Work to complete -
The answer should contain all of the data, retyped without any alteration.

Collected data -
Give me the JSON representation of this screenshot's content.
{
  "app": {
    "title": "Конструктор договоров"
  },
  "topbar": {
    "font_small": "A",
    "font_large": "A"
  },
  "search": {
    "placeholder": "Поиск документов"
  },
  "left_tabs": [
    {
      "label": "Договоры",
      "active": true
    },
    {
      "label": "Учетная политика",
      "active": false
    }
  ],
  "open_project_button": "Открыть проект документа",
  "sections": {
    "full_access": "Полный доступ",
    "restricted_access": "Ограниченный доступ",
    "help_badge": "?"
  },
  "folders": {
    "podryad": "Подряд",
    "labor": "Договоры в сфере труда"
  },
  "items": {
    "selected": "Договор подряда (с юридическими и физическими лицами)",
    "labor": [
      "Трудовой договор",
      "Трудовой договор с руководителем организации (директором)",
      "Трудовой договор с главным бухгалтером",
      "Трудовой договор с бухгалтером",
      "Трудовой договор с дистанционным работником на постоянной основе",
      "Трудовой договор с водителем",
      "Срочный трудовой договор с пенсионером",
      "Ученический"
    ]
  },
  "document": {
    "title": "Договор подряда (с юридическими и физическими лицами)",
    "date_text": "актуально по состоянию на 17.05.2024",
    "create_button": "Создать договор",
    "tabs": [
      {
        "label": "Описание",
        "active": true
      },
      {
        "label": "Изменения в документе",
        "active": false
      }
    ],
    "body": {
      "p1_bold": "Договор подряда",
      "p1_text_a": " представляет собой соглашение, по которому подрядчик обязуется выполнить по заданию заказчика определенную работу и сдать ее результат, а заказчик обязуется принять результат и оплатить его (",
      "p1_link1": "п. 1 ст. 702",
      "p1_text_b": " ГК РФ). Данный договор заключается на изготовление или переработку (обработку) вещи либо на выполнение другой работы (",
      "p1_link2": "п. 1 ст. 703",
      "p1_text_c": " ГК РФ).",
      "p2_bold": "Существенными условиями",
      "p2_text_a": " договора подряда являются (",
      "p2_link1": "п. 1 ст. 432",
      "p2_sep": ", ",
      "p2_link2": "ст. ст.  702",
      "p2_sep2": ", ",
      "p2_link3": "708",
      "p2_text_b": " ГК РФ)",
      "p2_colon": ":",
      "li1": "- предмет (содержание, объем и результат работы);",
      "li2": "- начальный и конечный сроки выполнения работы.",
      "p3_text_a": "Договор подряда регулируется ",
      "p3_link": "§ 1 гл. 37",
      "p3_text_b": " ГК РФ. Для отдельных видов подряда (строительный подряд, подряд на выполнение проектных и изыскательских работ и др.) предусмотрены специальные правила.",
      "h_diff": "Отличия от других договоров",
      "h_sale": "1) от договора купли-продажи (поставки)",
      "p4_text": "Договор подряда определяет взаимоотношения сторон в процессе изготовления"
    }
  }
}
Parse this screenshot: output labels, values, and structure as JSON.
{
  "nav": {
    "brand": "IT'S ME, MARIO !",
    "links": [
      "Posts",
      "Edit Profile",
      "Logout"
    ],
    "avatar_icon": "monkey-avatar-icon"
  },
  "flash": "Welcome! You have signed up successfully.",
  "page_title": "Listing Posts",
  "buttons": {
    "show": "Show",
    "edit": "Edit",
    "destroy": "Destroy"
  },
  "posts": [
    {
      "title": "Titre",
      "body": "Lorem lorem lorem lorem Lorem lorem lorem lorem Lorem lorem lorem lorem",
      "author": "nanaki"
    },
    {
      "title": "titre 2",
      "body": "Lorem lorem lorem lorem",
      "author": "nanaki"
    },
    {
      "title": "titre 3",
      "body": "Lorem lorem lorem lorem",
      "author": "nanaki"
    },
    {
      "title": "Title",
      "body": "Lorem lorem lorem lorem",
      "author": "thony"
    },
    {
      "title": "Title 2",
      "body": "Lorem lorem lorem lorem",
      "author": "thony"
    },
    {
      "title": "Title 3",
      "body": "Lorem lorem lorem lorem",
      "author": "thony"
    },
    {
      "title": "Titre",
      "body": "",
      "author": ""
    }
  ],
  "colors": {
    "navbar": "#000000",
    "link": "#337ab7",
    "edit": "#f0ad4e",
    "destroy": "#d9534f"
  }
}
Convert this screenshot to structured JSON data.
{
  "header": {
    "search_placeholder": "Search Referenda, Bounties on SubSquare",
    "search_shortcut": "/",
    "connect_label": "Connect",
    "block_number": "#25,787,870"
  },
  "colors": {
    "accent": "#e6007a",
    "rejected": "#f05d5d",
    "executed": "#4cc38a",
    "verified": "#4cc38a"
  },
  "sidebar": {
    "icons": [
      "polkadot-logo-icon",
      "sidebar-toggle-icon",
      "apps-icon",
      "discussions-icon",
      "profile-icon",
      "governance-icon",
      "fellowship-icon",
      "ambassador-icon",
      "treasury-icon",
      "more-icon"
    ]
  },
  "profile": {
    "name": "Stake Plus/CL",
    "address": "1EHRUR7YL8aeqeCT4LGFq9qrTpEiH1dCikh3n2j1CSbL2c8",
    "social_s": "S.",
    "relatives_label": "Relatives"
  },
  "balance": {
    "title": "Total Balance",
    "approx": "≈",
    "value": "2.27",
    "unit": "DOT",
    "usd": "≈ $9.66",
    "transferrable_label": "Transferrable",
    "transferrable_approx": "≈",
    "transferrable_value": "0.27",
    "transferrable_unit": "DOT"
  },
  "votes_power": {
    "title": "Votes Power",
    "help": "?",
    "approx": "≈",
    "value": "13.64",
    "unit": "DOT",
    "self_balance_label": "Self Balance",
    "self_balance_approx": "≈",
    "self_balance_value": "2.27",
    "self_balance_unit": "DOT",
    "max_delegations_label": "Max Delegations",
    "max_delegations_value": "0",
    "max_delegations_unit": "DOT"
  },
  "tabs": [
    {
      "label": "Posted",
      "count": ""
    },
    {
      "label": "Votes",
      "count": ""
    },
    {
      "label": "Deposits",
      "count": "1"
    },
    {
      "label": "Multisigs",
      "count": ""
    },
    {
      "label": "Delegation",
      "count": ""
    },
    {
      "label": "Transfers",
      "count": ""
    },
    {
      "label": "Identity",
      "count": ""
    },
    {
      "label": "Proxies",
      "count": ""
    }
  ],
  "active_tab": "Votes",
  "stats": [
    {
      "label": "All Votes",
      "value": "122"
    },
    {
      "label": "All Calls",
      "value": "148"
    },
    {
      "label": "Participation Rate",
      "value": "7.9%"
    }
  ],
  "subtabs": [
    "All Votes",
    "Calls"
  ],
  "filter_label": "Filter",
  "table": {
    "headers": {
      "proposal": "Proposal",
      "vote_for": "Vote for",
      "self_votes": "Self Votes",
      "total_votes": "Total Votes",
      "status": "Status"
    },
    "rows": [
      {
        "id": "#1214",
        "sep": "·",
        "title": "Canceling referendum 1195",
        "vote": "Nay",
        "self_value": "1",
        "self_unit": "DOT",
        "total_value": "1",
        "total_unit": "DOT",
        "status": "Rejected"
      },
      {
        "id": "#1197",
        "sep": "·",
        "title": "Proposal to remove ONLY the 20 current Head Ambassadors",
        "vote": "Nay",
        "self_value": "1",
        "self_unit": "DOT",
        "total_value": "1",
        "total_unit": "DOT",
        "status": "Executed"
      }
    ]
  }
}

Solved problem -
Give me the JSON representation of this screenshot's content.
{
  "app": {
    "title": "Конструктор договоров"
  },
  "topbar": {
    "font_small": "A",
    "font_large": "A"
  },
  "search": {
    "placeholder": "Поиск документов"
  },
  "left_tabs": [
    {
      "label": "Договоры",
      "active": true
    },
    {
      "label": "Учетная политика",
      "active": false
    }
  ],
  "open_project_button": "Открыть проект документа",
  "sections": {
    "full_access": "Полный доступ",
    "restricted_access": "Ограниченный доступ",
    "help_badge": "?"
  },
  "folders": {
    "podryad": "Подряд",
    "labor": "Договоры в сфере труда"
  },
  "items": {
    "selected": "Договор подряда (с юридическими и физическими лицами)",
    "labor": [
      "Трудовой договор",
      "Трудовой договор с руководителем организации (директором)",
      "Трудовой договор с главным бухгалтером",
      "Трудовой договор с бухгалтером",
      "Трудовой договор с дистанционным работником на постоянной основе",
      "Трудовой договор с водителем",
      "Срочный трудовой договор с пенсионером",
      "Ученический"
    ]
  },
  "document": {
    "title": "Договор подряда (с юридическими и физическими лицами)",
    "date_text": "актуально по состоянию на 17.05.2024",
    "create_button": "Создать договор",
    "tabs": [
      {
        "label": "Описание",
        "active": true
      },
      {
        "label": "Изменения в документе",
        "active": false
      }
    ],
    "body": {
      "p1_bold": "Договор подряда",
      "p1_text_a": " представляет собой соглашение, по которому подрядчик обязуется выполнить по заданию заказчика определенную работу и сдать ее результат, а заказчик обязуется принять результат и оплатить его (",
      "p1_link1": "п. 1 ст. 702",
      "p1_text_b": " ГК РФ). Данный договор заключается на изготовление или переработку (обработку) вещи либо на выполнение другой работы (",
      "p1_link2": "п. 1 ст. 703",
      "p1_text_c": " ГК РФ).",
      "p2_bold": "Существенными условиями",
      "p2_text_a": " договора подряда являются (",
      "p2_link1": "п. 1 ст. 432",
      "p2_sep": ", ",
      "p2_link2": "ст. ст.  702",
      "p2_sep2": ", ",
      "p2_link3": "708",
      "p2_text_b": " ГК РФ)",
      "p2_colon": ":",
      "li1": "- предмет (содержание, объем и результат работы);",
      "li2": "- начальный и конечный сроки выполнения работы.",
      "p3_text_a": "Договор подряда регулируется ",
      "p3_link": "§ 1 гл. 37",
      "p3_text_b": " ГК РФ. Для отдельных видов подряда (строительный подряд, подряд на выполнение проектных и изыскательских работ и др.) предусмотрены специальные правила.",
      "h_diff": "Отличия от других договоров",
      "h_sale": "1) от договора купли-продажи (поставки)",
      "p4_text": "Договор подряда определяет взаимоотношения сторон в процессе изготовления"
    }
  }
}
Parse this screenshot: output labels, values, and structure as JSON.
{
  "nav": {
    "brand": "IT'S ME, MARIO !",
    "links": [
      "Posts",
      "Edit Profile",
      "Logout"
    ],
    "avatar_icon": "monkey-avatar-icon"
  },
  "flash": "Welcome! You have signed up successfully.",
  "page_title": "Listing Posts",
  "buttons": {
    "show": "Show",
    "edit": "Edit",
    "destroy": "Destroy"
  },
  "posts": [
    {
      "title": "Titre",
      "body": "Lorem lorem lorem lorem Lorem lorem lorem lorem Lorem lorem lorem lorem",
      "author": "nanaki"
    },
    {
      "title": "titre 2",
      "body": "Lorem lorem lorem lorem",
      "author": "nanaki"
    },
    {
      "title": "titre 3",
      "body": "Lorem lorem lorem lorem",
      "author": "nanaki"
    },
    {
      "title": "Title",
      "body": "Lorem lorem lorem lorem",
      "author": "thony"
    },
    {
      "title": "Title 2",
      "body": "Lorem lorem lorem lorem",
      "author": "thony"
    },
    {
      "title": "Title 3",
      "body": "Lorem lorem lorem lorem",
      "author": "thony"
    },
    {
      "title": "Titre",
      "body": "",
      "author": ""
    }
  ],
  "colors": {
    "navbar": "#000000",
    "link": "#337ab7",
    "edit": "#f0ad4e",
    "destroy": "#d9534f"
  }
}
Convert this screenshot to structured JSON data.
{
  "header": {
    "search_placeholder": "Search Referenda, Bounties on SubSquare",
    "search_shortcut": "/",
    "connect_label": "Connect",
    "block_number": "#25,787,870"
  },
  "colors": {
    "accent": "#e6007a",
    "rejected": "#f05d5d",
    "executed": "#4cc38a",
    "verified": "#4cc38a"
  },
  "sidebar": {
    "icons": [
      "polkadot-logo-icon",
      "sidebar-toggle-icon",
      "apps-icon",
      "discussions-icon",
      "profile-icon",
      "governance-icon",
      "fellowship-icon",
      "ambassador-icon",
      "treasury-icon",
      "more-icon"
    ]
  },
  "profile": {
    "name": "Stake Plus/CL",
    "address": "1EHRUR7YL8aeqeCT4LGFq9qrTpEiH1dCikh3n2j1CSbL2c8",
    "social_s": "S.",
    "relatives_label": "Relatives"
  },
  "balance": {
    "title": "Total Balance",
    "approx": "≈",
    "value": "2.27",
    "unit": "DOT",
    "usd": "≈ $9.66",
    "transferrable_label": "Transferrable",
    "transferrable_approx": "≈",
    "transferrable_value": "0.27",
    "transferrable_unit": "DOT"
  },
  "votes_power": {
    "title": "Votes Power",
    "help": "?",
    "approx": "≈",
    "value": "13.64",
    "unit": "DOT",
    "self_balance_label": "Self Balance",
    "self_balance_approx": "≈",
    "self_balance_value": "2.27",
    "self_balance_unit": "DOT",
    "max_delegations_label": "Max Delegations",
    "max_delegations_value": "0",
    "max_delegations_unit": "DOT"
  },
  "tabs": [
    {
      "label": "Posted",
      "count": ""
    },
    {
      "label": "Votes",
      "count": ""
    },
    {
      "label": "Deposits",
      "count": "1"
    },
    {
      "label": "Multisigs",
      "count": ""
    },
    {
      "label": "Delegation",
      "count": ""
    },
    {
      "label": "Transfers",
      "count": ""
    },
    {
      "label": "Identity",
      "count": ""
    },
    {
      "label": "Proxies",
      "count": ""
    }
  ],
  "active_tab": "Votes",
  "stats": [
    {
      "label": "All Votes",
      "value": "122"
    },
    {
      "label": "All Calls",
      "value": "148"
    },
    {
      "label": "Participation Rate",
      "value": "7.9%"
    }
  ],
  "subtabs": [
    "All Votes",
    "Calls"
  ],
  "filter_label": "Filter",
  "table": {
    "headers": {
      "proposal": "Proposal",
      "vote_for": "Vote for",
      "self_votes": "Self Votes",
      "total_votes": "Total Votes",
      "status": "Status"
    },
    "rows": [
      {
        "id": "#1214",
        "sep": "·",
        "title": "Canceling referendum 1195",
        "vote": "Nay",
        "self_value": "1",
        "self_unit": "DOT",
        "total_value": "1",
        "total_unit": "DOT",
        "status": "Rejected"
      },
      {
        "id": "#1197",
        "sep": "·",
        "title": "Proposal to remove ONLY the 20 current Head Ambassadors",
        "vote": "Nay",
        "self_value": "1",
        "self_unit": "DOT",
        "total_value": "1",
        "total_unit": "DOT",
        "status": "Executed"
      }
    ]
  }
}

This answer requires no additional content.